3. Which type of battery has a longer lifespan, primary or secondary?
In general, secondary batteries have a longer lifespan compared to primary batteries. Primary batteries are designed for single-use applications and have a finite energy capacity. Once their chemical reactants are depleted, they become inactive and need to be replaced. Secondary batteries, on the other hand, are designed for multiple charge and discharge cycles. With proper maintenance and usage, secondary batteries can be recharged and reused numerous times before experiencing a significant decrease in performance.
4. Are there any safety considerations when using primary and secondary batteries?
Yes, there are safety considerations when using both primary and secondary batteries.
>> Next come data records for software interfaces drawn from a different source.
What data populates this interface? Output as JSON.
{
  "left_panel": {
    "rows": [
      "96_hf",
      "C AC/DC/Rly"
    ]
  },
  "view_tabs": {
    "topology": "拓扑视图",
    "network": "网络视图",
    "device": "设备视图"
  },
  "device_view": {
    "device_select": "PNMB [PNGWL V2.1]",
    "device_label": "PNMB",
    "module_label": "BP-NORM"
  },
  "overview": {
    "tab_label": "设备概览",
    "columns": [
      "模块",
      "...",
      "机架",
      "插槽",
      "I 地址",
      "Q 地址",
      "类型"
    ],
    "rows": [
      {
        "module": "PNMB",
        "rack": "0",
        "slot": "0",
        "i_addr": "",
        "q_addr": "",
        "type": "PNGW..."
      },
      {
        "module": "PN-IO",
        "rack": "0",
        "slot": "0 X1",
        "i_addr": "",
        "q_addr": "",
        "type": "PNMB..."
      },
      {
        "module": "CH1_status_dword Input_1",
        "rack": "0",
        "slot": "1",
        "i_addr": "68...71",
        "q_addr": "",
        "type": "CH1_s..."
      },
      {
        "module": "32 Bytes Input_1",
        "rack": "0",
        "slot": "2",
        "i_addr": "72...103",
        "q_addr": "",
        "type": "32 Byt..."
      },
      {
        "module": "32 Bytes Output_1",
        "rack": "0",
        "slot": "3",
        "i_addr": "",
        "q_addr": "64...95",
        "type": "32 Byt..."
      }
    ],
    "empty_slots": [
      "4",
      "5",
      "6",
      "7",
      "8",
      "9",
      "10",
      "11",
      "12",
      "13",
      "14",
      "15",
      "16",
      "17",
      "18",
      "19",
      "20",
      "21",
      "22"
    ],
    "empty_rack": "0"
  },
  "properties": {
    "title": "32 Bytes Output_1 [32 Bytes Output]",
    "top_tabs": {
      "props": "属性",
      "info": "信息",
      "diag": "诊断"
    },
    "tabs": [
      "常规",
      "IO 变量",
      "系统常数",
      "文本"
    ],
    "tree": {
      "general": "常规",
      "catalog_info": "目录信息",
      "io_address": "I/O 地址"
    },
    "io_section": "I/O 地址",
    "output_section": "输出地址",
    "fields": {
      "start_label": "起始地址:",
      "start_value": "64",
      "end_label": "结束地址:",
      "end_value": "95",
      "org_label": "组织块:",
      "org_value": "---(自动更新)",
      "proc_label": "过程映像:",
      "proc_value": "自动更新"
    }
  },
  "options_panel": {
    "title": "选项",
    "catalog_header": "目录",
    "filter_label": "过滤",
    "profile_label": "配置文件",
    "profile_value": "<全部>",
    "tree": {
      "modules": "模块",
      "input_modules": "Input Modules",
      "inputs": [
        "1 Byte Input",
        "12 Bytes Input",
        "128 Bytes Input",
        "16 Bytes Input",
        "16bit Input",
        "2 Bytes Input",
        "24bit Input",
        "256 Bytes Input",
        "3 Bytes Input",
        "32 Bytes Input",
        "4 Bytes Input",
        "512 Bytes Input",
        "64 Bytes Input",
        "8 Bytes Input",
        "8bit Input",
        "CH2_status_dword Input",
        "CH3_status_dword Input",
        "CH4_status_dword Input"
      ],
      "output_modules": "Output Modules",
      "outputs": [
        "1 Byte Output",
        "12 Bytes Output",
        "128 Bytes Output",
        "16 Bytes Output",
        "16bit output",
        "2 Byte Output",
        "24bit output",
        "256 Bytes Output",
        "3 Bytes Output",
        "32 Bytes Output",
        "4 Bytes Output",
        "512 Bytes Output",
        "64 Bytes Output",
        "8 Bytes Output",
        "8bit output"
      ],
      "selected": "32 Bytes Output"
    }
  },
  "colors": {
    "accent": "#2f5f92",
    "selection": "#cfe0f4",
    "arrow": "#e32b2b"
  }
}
Primary batteries, although non-rechargeable, can still pose risks if mishandled or disposed of improperly. They can leak corrosive materials, leading to damage or injury. It's important to follow manufacturer guidelines for their usage and disposal. On the other hand, secondary batteries, while rechargeable, require proper handling to prevent overheating, overcharging, or short-circuiting, which can result in fire or explosion. Using approved chargers and avoiding physical damage to the battery is crucial. Additionally, both types of batteries should be stored in a cool, dry place and kept away from children and flammable materials.
5. What are the disadvantages of primary batteries?
Firstly, they are non-rechargeable, which means they need to be replaced after their energy is depleted, leading to additional costs and waste. Secondly, primary batteries have a limited energy capacity compared to secondary batteries, resulting in shorter operational lifespans. Additionally, primary batteries may not perform optimally under high or low-temperature conditions, affecting their reliability in extreme environments. Furthermore, if not disposed of properly, primary batteries can pose environmental hazards due to the presence of toxic materials.